#### [Exercise objective]
Print each of the entries exactly, leaving nothing out.

#### [Records for the task]
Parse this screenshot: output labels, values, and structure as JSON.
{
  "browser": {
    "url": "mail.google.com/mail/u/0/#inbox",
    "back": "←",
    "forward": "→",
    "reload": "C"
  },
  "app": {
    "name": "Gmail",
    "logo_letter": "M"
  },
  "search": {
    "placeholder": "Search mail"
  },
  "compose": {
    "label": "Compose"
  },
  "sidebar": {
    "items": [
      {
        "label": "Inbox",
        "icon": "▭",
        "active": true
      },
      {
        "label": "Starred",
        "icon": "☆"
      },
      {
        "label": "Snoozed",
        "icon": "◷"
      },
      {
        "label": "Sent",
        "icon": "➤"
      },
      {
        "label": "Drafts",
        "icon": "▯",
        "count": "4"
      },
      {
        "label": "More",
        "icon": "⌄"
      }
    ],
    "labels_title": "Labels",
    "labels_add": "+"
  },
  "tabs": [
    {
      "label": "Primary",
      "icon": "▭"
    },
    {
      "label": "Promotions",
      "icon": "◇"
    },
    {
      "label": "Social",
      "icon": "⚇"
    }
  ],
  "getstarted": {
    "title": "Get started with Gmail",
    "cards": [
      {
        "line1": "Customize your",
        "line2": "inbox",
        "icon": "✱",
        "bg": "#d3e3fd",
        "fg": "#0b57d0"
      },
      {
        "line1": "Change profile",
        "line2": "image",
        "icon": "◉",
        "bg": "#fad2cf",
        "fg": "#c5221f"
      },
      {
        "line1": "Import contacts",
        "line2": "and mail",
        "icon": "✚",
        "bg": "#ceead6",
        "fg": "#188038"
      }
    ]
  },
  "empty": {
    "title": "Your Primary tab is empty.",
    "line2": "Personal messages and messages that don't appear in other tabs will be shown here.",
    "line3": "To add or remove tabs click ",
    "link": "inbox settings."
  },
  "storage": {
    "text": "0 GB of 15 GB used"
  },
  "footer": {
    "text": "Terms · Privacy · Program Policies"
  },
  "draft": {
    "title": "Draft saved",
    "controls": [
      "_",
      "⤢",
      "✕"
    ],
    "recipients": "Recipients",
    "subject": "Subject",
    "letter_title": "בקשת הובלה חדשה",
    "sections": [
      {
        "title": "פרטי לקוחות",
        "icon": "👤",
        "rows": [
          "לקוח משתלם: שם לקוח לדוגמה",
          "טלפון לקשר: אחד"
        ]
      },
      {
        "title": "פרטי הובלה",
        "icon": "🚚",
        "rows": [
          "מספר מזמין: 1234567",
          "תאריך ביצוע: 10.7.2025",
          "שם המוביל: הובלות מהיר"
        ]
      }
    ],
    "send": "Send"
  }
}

#### [Solution to this task]
Parse this screenshot: output labels, values, and structure as JSON.
{
  "browser": {
    "url": "mail.google.com/mail/u/0/#inbox",
    "back": "←",
    "forward": "→",
    "reload": "C"
  },
  "app": {
    "name": "Gmail",
    "logo_letter": "M"
  },
  "search": {
    "placeholder": "Search mail"
  },
  "compose": {
    "label": "Compose"
  },
  "sidebar": {
    "items": [
      {
        "label": "Inbox",
        "icon": "▭",
        "active": true
      },
      {
        "label": "Starred",
        "icon": "☆"
      },
      {
        "label": "Snoozed",
        "icon": "◷"
      },
      {
        "label": "Sent",
        "icon": "➤"
      },
      {
        "label": "Drafts",
        "icon": "▯",
        "count": "4"
      },
      {
        "label": "More",
        "icon": "⌄"
      }
    ],
    "labels_title": "Labels",
    "labels_add": "+"
  },
  "tabs": [
    {
      "label": "Primary",
      "icon": "▭"
    },
    {
      "label": "Promotions",
      "icon": "◇"
    },
    {
      "label": "Social",
      "icon": "⚇"
    }
  ],
  "getstarted": {
    "title": "Get started with Gmail",
    "cards": [
      {
        "line1": "Customize your",
        "line2": "inbox",
        "icon": "✱",
        "bg": "#d3e3fd",
        "fg": "#0b57d0"
      },
      {
        "line1": "Change profile",
        "line2": "image",
        "icon": "◉",
        "bg": "#fad2cf",
        "fg": "#c5221f"
      },
      {
        "line1": "Import contacts",
        "line2": "and mail",
        "icon": "✚",
        "bg": "#ceead6",
        "fg": "#188038"
      }
    ]
  },
  "empty": {
    "title": "Your Primary tab is empty.",
    "line2": "Personal messages and messages that don't appear in other tabs will be shown here.",
    "line3": "To add or remove tabs click ",
    "link": "inbox settings."
  },
  "storage": {
    "text": "0 GB of 15 GB used"
  },
  "footer": {
    "text": "Terms · Privacy · Program Policies"
  },
  "draft": {
    "title": "Draft saved",
    "controls": [
      "_",
      "⤢",
      "✕"
    ],
    "recipients": "Recipients",
    "subject": "Subject",
    "letter_title": "בקשת הובלה חדשה",
    "sections": [
      {
        "title": "פרטי לקוחות",
        "icon": "👤",
        "rows": [
          "לקוח משתלם: שם לקוח לדוגמה",
          "טלפון לקשר: אחד"
        ]
      },
      {
        "title": "פרטי הובלה",
        "icon": "🚚",
        "rows": [
          "מספר מזמין: 1234567",
          "תאריך ביצוע: 10.7.2025",
          "שם המוביל: הובלות מהיר"
        ]
      }
    ],
    "send": "Send"
  }
}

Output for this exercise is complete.